§ **WHAT YOU ARE ASKED TO DO**
Determine the number of lines in the data below that contain the string "Rooms", and respond with that number alone.

>>>

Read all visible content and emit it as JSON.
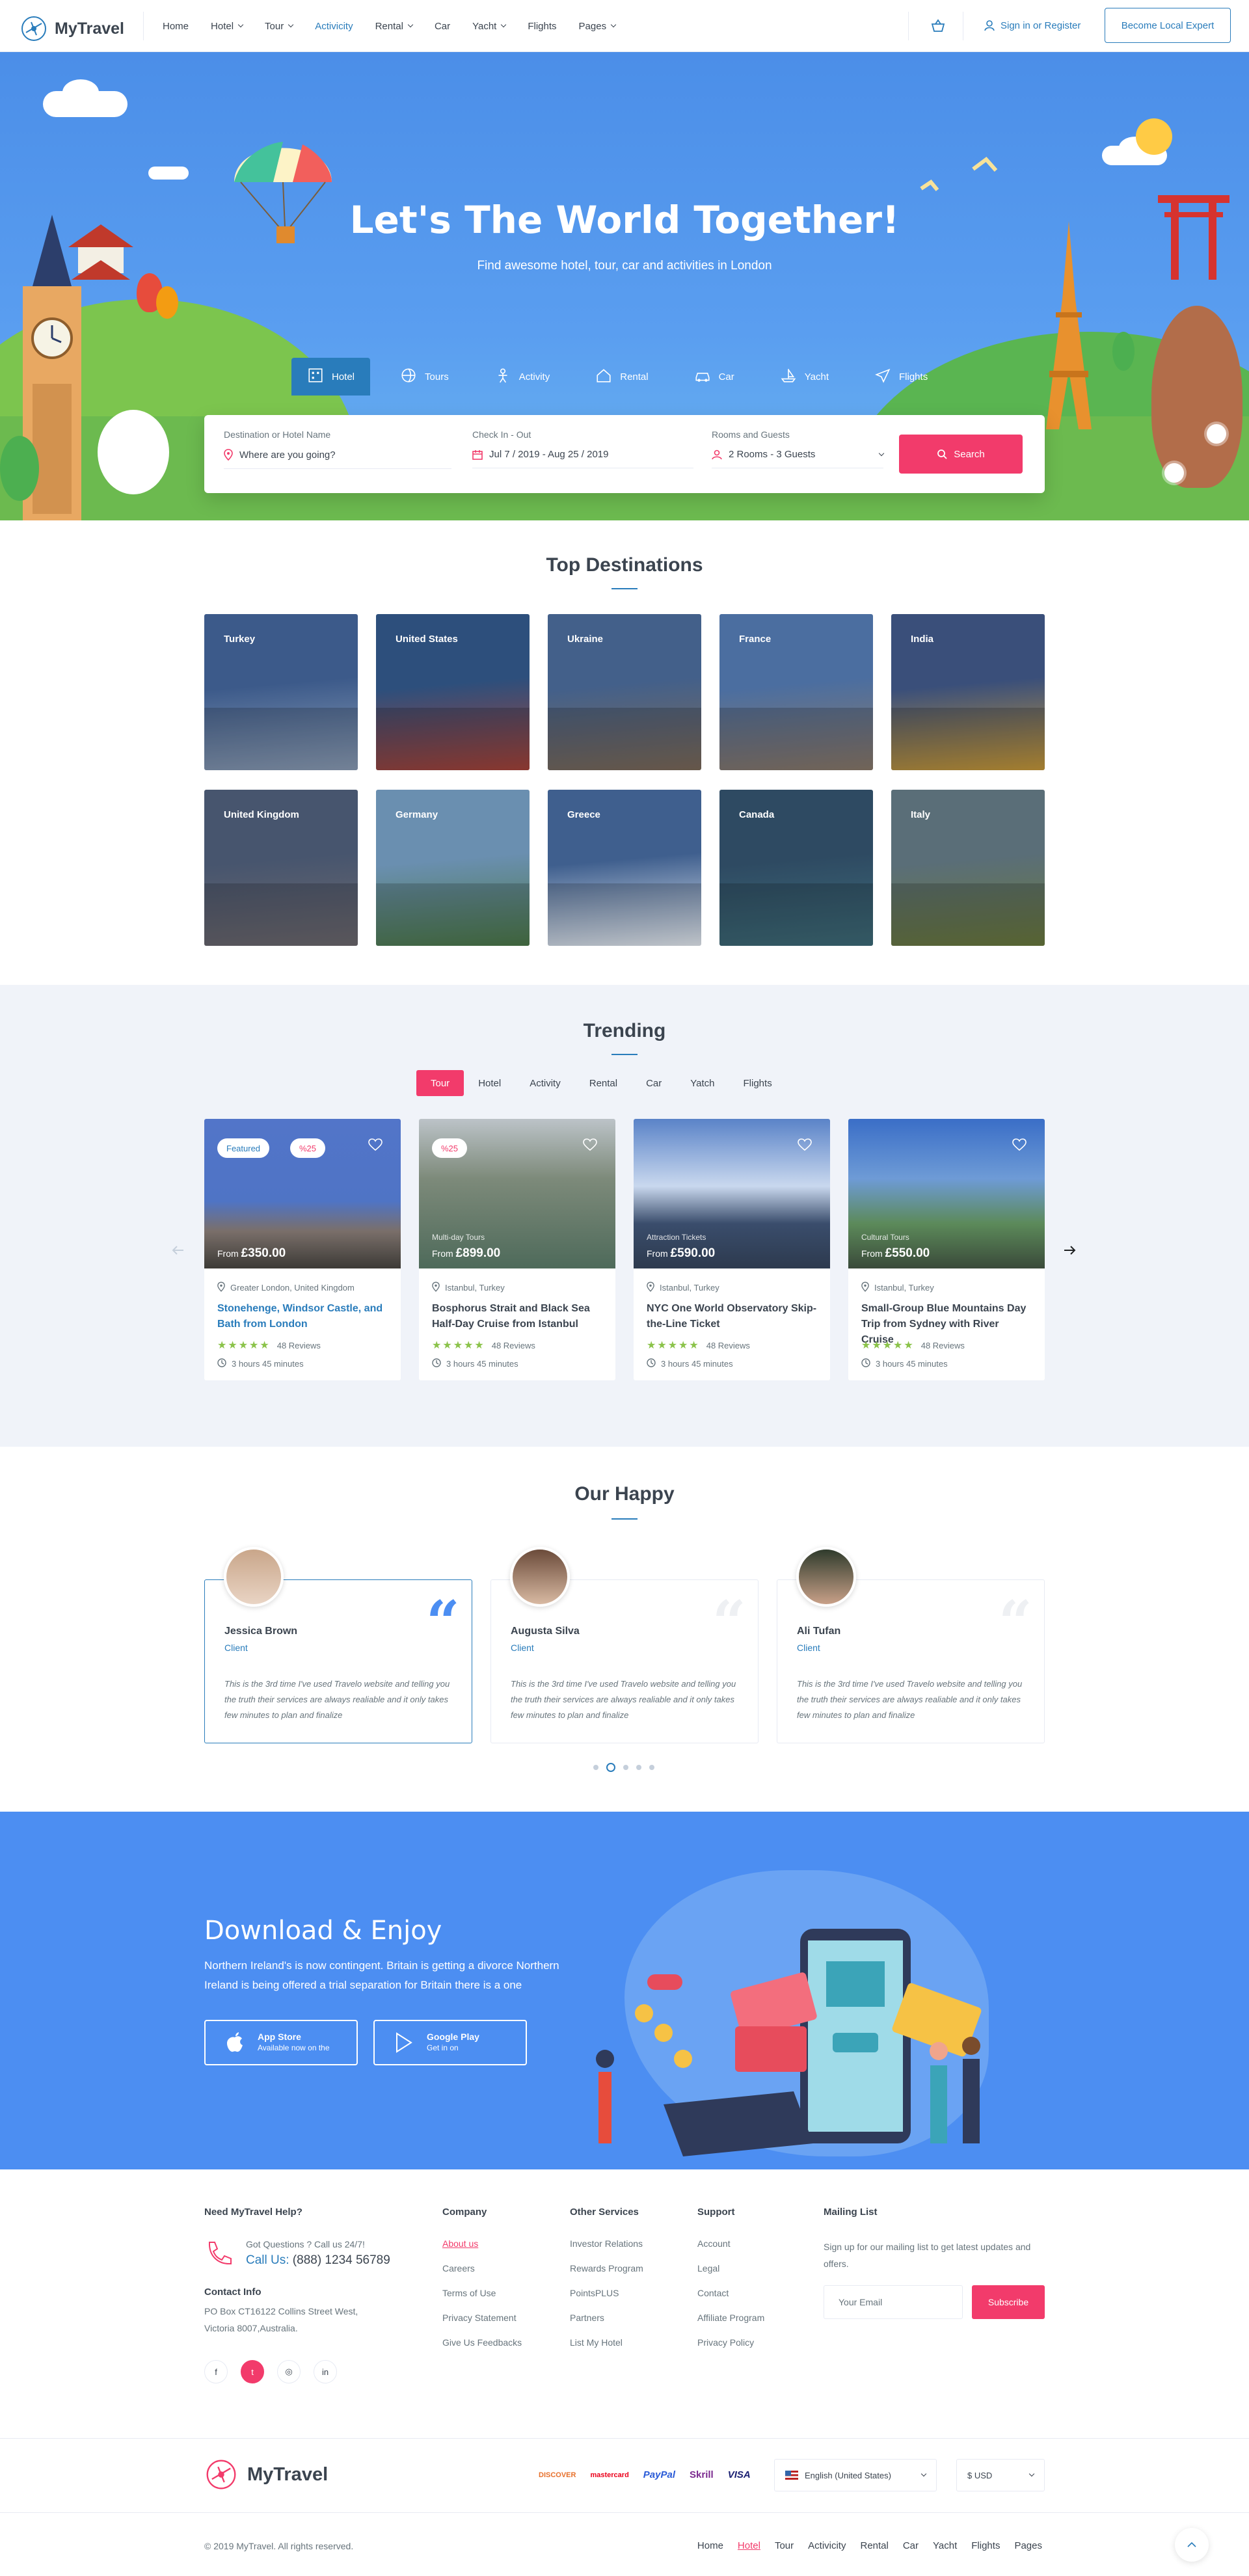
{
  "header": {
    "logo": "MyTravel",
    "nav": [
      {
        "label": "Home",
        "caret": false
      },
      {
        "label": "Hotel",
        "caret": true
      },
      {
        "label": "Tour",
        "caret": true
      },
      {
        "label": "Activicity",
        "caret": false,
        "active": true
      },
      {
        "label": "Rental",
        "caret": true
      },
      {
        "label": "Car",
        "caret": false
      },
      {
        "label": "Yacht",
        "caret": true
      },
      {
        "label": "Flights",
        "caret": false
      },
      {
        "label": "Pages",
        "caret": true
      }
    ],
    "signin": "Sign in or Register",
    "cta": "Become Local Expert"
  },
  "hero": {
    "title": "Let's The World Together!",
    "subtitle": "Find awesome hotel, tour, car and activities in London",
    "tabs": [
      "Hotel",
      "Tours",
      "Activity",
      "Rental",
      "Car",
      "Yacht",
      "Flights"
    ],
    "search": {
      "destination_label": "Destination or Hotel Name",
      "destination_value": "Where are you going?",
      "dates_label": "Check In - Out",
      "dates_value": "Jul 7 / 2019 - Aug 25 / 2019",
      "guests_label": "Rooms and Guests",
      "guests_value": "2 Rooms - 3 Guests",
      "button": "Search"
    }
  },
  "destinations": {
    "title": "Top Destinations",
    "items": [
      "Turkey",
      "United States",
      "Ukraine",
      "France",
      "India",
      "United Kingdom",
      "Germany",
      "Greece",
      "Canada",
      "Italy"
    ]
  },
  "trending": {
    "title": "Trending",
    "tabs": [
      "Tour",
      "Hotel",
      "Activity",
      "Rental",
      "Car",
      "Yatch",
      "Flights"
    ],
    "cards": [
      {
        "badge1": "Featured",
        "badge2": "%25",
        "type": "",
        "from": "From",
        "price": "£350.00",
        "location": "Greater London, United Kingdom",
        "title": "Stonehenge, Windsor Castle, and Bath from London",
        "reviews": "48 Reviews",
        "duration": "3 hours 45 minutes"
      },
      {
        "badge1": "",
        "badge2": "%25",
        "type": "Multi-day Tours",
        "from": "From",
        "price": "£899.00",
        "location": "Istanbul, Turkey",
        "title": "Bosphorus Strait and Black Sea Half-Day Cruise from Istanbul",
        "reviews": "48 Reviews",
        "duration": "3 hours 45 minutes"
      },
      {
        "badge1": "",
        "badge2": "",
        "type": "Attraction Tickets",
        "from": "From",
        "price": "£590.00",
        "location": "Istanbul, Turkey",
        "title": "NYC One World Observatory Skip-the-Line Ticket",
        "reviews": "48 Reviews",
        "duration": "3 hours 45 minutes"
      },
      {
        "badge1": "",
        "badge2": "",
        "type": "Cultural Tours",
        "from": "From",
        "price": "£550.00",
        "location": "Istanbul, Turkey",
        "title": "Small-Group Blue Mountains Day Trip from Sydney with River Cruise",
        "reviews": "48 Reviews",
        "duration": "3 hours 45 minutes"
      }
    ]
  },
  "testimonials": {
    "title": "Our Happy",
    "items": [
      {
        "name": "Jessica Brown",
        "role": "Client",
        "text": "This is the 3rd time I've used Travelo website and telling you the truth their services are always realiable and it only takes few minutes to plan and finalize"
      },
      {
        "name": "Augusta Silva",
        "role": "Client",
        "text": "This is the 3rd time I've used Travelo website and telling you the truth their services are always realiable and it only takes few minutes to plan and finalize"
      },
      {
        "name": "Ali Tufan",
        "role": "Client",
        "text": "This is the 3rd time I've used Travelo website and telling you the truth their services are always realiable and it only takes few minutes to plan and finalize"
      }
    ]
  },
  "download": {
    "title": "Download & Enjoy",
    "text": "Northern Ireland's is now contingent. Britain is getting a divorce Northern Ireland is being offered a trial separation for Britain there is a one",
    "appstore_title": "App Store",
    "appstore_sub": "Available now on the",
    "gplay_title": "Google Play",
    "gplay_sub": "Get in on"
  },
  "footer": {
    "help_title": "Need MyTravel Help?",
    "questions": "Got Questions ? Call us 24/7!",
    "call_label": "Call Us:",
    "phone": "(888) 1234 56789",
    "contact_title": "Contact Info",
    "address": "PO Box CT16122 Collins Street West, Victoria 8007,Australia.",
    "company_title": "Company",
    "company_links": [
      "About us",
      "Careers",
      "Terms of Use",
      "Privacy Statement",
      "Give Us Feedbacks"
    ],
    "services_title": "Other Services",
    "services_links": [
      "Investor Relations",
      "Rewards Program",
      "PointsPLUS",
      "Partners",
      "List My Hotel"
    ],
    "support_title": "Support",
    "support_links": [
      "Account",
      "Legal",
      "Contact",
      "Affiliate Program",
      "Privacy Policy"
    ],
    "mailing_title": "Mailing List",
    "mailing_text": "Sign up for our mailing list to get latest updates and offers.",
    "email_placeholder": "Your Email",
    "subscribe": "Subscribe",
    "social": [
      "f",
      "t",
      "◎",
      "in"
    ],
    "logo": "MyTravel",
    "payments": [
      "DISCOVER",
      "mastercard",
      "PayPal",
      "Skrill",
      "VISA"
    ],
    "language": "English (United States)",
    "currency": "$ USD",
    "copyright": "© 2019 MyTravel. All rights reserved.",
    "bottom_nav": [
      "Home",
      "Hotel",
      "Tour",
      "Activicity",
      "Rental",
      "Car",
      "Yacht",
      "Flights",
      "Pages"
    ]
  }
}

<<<

§ **SOLUTION TO THE EXERCISE**
2